Deciding to take over your grandparents’ wine estate when you’re twenty or so years old and a dental assistant is not for the faint-hearted. By 1999, Céline Cabanel was already a year and a half into her studies in Pézénas. She started off at the co-operative, like her grandparents, then chose to go it alone. Now, aged forty, she runs the 6-hectare property - with 3 ha classed as AOC Faugères and 3 as Vin de France - on her own, with the help of an oenologist during winemaking.
Everything had to be overhauled as the vineyards were in a poor state of repair and Céline had to clear scrubland and plant vines. She opted for fruity wines. Her Faugères are blended mainly from Grenache and Syrah with a touch of Mourvèdre for structure, and not too much acidity. The relatively friable, schist soils do play a part in the taste profile, however. The Vins de France are white wines made from Chardonnay and Muscat à petits grains and, though fruity on the palate, are dry.
Céline stopped using chemical weedkillers and now only uses a French plough to remove some of the grass between the vines, which of course requires more effort.

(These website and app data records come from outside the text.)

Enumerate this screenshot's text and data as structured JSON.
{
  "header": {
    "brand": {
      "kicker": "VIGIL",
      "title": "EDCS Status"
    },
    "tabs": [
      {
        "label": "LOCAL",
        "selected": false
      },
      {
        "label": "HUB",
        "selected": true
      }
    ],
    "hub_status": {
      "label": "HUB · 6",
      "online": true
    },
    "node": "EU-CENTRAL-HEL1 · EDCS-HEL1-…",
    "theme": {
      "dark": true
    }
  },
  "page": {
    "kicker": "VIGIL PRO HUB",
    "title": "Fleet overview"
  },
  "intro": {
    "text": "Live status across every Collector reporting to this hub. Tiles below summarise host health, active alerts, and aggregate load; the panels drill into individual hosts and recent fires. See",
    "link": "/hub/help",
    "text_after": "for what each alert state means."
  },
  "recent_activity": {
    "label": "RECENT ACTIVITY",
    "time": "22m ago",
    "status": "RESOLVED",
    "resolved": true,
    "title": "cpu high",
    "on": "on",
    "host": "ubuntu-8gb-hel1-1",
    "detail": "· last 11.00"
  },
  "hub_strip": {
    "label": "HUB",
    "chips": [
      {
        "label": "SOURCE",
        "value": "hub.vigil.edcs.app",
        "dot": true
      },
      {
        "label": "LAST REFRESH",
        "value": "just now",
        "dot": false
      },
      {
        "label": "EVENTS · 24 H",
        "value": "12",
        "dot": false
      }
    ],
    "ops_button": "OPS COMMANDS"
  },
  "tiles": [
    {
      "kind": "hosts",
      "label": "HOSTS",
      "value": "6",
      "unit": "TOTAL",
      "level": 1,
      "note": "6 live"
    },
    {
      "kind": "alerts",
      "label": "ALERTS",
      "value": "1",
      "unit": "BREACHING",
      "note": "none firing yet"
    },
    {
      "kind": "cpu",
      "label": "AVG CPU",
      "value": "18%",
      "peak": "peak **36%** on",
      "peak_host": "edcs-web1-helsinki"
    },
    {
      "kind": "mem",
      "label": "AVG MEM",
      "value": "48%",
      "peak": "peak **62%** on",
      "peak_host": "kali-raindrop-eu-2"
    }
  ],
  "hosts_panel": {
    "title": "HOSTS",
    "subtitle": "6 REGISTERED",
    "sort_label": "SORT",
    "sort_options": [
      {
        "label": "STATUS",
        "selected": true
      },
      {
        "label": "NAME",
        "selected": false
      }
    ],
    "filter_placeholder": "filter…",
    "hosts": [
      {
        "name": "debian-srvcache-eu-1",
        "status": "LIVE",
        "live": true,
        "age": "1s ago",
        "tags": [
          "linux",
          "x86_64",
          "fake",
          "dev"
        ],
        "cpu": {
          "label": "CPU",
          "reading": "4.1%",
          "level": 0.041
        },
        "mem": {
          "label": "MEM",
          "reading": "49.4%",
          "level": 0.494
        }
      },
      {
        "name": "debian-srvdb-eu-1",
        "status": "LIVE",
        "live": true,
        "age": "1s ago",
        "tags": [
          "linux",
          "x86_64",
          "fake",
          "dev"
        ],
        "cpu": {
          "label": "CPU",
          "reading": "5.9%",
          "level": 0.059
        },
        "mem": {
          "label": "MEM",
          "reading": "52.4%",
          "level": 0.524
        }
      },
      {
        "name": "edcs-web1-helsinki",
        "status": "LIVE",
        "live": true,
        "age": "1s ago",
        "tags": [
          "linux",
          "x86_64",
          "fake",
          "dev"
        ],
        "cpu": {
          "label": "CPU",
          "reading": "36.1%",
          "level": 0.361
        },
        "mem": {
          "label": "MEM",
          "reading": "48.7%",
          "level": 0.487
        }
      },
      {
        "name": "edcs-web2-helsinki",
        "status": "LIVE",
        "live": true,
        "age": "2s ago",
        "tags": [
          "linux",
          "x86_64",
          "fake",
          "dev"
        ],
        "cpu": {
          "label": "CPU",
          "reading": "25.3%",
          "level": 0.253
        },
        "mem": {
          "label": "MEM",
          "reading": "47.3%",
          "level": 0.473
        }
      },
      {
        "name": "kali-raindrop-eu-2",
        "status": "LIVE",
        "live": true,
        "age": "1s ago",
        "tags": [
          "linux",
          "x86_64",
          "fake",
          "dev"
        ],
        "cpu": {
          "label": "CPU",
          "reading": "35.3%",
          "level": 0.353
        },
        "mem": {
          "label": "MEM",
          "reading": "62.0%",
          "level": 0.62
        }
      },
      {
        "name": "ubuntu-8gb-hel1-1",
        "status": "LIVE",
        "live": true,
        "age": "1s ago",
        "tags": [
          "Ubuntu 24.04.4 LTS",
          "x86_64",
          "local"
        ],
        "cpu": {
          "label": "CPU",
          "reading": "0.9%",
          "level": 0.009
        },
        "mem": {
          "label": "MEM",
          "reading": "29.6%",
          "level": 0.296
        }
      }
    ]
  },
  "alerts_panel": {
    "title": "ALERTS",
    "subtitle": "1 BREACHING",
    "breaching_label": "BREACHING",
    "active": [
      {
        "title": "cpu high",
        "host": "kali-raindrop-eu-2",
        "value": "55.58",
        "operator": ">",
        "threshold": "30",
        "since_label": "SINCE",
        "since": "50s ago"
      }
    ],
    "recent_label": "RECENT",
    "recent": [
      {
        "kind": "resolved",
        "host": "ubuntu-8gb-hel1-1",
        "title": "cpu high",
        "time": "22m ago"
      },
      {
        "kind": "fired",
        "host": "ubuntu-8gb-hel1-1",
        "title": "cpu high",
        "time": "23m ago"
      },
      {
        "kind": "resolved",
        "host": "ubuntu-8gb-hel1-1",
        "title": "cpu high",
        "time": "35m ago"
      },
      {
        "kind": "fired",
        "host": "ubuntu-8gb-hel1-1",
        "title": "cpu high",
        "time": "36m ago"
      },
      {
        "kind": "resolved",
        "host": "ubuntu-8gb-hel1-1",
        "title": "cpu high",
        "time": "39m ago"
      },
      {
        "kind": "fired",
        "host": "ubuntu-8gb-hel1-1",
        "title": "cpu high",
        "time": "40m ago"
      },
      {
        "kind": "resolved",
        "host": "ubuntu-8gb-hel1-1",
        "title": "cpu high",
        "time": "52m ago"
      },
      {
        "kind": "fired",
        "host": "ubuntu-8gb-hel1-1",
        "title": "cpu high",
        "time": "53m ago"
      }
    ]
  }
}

This year, a cellar is being set up and will provide facilities for ageing the wines. At the moment, bottling is outsourced but everything has to be geared to the future. In a few years’ time, the appellation will introduce a mandatory percentage of Carignan, the historic grape variety of Faugères. Céline will therefore have to add some to her blends. She obviously hopes that all her efforts will ultimately benefit her 17 year-old son and 14 year-old daughter. But it’s still a little soon to find out whether they too will catch the wine bug!